__WORK ORDER__: Write out each line of the records that has "value" in it.

[Page and application data records]

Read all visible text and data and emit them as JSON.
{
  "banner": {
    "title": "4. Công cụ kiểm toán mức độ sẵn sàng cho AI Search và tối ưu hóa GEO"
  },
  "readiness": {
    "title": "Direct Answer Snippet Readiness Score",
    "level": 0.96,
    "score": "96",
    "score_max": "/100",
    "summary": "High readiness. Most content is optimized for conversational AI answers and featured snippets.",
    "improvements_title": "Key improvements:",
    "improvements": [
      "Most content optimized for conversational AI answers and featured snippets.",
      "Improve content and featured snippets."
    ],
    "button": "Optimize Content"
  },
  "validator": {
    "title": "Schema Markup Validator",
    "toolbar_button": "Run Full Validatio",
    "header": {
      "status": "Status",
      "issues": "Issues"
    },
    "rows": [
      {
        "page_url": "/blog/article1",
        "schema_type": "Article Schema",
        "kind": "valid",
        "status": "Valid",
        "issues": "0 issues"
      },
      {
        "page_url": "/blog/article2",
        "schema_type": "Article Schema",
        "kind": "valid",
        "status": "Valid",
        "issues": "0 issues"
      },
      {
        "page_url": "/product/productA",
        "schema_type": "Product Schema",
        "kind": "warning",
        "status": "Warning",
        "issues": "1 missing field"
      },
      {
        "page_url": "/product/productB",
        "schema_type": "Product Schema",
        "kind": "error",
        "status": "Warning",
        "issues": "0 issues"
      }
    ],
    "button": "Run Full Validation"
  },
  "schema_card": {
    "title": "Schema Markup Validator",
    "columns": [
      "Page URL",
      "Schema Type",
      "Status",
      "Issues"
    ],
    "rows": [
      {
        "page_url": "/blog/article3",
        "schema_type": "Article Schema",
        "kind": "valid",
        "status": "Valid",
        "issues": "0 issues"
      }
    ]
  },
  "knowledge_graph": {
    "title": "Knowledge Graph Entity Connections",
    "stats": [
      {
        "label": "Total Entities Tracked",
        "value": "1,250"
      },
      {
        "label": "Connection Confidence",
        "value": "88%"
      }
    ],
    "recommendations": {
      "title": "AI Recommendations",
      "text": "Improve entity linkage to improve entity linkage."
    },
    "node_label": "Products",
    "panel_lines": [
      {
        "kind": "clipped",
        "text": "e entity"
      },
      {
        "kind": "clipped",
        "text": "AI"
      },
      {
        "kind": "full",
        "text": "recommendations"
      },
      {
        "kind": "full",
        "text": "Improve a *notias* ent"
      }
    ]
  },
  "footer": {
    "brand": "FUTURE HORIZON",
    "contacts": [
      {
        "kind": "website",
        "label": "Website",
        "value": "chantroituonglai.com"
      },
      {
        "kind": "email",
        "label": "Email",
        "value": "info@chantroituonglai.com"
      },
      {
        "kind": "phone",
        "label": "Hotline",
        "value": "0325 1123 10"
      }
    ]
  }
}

__ANSWER SECTION__:
        "value": "1,250"
        "value": "88%"
        "value": "chantroituonglai.com"
        "value": "info@chantroituonglai.com"
        "value": "0325 1123 10"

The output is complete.